▶ _Work required_
Counting only lines that contain the string "kind", how many are there in the data? Say the number alone.

▶ _Records shown_
• • • •

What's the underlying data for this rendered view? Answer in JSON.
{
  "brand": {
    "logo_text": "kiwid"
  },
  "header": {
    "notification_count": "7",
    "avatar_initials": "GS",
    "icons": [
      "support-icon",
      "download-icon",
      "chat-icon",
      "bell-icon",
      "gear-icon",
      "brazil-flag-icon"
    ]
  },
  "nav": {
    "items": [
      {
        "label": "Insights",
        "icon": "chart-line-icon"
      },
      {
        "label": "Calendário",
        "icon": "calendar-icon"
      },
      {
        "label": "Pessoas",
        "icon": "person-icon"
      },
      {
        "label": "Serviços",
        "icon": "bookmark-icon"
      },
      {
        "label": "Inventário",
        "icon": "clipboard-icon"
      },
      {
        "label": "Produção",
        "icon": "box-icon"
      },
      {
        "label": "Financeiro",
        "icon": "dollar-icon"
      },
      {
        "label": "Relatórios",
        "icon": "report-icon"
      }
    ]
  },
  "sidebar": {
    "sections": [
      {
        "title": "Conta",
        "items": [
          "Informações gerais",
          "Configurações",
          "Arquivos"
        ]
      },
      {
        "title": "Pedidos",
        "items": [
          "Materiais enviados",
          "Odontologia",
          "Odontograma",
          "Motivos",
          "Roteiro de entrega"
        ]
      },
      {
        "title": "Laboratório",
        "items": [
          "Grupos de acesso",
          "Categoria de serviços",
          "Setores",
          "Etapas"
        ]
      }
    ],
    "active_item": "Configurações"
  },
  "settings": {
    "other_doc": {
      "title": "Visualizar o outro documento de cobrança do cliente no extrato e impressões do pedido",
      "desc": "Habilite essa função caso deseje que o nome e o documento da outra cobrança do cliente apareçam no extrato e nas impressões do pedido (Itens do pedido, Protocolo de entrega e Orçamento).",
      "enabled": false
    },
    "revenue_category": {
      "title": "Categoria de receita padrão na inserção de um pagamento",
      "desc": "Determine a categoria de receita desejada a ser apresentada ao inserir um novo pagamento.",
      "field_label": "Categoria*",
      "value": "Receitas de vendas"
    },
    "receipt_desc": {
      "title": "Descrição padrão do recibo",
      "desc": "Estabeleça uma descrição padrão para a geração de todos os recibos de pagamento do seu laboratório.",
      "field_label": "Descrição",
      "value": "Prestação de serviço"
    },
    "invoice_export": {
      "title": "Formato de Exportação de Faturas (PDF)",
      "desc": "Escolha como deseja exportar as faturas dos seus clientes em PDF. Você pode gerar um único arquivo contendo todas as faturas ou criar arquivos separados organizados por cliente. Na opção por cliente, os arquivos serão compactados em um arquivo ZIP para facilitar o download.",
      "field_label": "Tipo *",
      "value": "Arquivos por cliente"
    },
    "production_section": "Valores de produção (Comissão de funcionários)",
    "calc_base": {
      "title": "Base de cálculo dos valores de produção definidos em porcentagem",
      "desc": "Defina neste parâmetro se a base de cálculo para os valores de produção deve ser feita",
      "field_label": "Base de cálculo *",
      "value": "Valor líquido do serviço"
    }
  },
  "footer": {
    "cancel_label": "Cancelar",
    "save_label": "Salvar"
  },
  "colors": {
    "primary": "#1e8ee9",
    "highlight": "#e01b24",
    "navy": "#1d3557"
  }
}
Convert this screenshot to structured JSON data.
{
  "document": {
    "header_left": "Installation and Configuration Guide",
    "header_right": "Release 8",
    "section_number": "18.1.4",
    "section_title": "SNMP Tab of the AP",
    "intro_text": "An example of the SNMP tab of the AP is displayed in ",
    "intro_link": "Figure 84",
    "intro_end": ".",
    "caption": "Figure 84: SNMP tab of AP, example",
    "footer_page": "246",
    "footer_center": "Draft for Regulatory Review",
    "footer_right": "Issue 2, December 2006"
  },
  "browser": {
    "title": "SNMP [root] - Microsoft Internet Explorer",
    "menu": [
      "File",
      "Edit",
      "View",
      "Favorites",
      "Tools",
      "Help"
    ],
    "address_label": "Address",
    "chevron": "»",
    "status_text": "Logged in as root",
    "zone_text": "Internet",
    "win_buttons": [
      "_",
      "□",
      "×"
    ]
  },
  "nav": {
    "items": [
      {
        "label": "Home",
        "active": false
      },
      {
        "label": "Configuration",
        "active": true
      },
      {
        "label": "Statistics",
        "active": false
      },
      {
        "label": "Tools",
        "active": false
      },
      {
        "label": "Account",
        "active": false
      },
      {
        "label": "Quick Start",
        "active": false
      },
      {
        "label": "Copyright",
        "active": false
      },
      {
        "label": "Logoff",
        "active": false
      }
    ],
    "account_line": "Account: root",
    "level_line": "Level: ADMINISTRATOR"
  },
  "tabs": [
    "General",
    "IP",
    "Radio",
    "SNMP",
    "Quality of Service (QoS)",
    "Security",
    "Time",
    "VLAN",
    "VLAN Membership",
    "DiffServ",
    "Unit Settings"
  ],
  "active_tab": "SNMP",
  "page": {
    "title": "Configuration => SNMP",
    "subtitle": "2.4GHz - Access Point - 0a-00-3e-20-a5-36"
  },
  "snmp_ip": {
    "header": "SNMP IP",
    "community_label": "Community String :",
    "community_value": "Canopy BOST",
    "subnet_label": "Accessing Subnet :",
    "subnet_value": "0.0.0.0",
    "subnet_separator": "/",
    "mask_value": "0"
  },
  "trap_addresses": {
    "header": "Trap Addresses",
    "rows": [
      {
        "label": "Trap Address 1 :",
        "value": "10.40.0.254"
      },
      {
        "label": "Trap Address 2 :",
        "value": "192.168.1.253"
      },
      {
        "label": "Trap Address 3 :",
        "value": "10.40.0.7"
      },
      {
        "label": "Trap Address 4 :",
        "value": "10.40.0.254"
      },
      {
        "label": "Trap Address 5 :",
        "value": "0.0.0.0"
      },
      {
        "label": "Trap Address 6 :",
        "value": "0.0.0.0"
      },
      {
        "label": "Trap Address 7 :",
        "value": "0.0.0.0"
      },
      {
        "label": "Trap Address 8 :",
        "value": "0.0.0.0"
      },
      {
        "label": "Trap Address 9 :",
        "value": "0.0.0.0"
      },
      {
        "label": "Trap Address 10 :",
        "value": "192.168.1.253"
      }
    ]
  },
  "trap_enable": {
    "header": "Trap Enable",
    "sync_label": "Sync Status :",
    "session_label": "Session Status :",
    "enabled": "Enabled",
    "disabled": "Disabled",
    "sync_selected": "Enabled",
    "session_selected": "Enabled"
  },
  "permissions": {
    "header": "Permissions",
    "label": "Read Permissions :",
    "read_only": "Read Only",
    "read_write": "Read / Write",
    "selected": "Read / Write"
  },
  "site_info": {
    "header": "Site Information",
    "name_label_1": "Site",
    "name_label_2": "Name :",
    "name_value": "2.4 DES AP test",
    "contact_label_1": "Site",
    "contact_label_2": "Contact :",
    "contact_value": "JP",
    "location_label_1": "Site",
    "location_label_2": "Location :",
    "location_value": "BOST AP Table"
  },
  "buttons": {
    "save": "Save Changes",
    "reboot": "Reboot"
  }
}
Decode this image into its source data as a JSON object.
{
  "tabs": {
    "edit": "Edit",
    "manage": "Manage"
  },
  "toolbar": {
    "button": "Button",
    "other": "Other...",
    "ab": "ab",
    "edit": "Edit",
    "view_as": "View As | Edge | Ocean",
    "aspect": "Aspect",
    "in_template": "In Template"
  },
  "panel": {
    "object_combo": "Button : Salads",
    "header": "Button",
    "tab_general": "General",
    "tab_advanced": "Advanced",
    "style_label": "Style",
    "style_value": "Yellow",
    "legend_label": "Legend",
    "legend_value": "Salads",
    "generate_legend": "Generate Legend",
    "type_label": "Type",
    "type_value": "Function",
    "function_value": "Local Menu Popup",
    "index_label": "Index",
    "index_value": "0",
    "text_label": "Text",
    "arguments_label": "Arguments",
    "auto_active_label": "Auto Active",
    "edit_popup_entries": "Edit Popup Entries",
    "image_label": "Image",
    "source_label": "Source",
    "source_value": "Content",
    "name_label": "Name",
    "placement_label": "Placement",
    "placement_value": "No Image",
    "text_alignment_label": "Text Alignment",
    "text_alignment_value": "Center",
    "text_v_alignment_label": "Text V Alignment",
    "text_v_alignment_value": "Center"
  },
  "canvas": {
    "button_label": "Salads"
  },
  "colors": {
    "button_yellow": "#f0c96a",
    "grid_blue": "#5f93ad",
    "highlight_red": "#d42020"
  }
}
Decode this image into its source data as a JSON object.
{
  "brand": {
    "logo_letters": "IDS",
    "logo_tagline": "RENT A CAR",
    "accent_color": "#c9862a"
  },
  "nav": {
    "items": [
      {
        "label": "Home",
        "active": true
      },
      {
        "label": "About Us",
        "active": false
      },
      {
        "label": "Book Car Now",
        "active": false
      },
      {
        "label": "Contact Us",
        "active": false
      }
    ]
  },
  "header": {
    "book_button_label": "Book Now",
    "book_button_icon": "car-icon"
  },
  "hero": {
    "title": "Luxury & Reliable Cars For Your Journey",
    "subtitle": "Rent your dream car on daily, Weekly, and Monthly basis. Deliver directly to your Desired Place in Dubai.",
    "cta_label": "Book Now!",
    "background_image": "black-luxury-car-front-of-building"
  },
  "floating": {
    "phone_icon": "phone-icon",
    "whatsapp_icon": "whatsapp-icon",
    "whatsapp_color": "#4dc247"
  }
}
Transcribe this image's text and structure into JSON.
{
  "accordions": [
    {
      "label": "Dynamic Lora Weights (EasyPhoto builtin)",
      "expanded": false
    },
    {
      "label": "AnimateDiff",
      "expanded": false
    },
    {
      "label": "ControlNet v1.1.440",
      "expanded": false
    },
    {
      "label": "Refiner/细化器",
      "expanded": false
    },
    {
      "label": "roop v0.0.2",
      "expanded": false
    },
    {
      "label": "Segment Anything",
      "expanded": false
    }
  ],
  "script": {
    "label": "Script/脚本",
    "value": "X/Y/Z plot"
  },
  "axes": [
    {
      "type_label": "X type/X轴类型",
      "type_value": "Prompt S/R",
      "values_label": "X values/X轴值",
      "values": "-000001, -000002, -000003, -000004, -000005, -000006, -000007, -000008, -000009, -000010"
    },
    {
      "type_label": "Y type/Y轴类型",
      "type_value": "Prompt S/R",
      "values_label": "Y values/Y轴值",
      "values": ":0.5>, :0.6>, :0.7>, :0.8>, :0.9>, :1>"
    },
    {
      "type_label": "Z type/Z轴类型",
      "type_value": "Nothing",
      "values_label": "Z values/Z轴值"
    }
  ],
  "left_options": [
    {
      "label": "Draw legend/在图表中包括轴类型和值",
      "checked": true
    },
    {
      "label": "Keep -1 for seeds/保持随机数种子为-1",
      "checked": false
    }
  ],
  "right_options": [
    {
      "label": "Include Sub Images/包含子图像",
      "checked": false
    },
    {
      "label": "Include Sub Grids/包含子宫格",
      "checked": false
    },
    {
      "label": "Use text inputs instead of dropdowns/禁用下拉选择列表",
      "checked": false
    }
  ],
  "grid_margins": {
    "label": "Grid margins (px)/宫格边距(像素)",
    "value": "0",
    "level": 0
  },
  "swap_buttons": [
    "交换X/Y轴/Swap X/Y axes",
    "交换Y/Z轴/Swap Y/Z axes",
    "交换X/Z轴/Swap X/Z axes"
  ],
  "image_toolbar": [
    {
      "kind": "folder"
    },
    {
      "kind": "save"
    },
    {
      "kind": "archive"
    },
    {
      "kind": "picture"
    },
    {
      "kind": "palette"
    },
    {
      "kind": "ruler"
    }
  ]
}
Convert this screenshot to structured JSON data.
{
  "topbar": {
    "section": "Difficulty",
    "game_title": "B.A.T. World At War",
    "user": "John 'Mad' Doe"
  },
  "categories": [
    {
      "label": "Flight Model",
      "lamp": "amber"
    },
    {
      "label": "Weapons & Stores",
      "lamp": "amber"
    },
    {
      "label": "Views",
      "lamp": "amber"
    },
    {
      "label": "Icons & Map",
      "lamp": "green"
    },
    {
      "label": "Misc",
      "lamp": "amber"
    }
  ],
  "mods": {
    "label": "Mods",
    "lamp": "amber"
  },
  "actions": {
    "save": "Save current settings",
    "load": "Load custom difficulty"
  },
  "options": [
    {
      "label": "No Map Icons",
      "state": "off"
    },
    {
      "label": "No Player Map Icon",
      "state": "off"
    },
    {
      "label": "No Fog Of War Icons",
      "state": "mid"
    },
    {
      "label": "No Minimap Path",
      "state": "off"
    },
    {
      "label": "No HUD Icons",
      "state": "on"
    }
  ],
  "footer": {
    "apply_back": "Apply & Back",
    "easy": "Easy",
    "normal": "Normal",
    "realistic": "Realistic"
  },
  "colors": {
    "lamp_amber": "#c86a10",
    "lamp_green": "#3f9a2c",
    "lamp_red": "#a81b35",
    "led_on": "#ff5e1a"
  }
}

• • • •

▶ _Result for this exercise_
6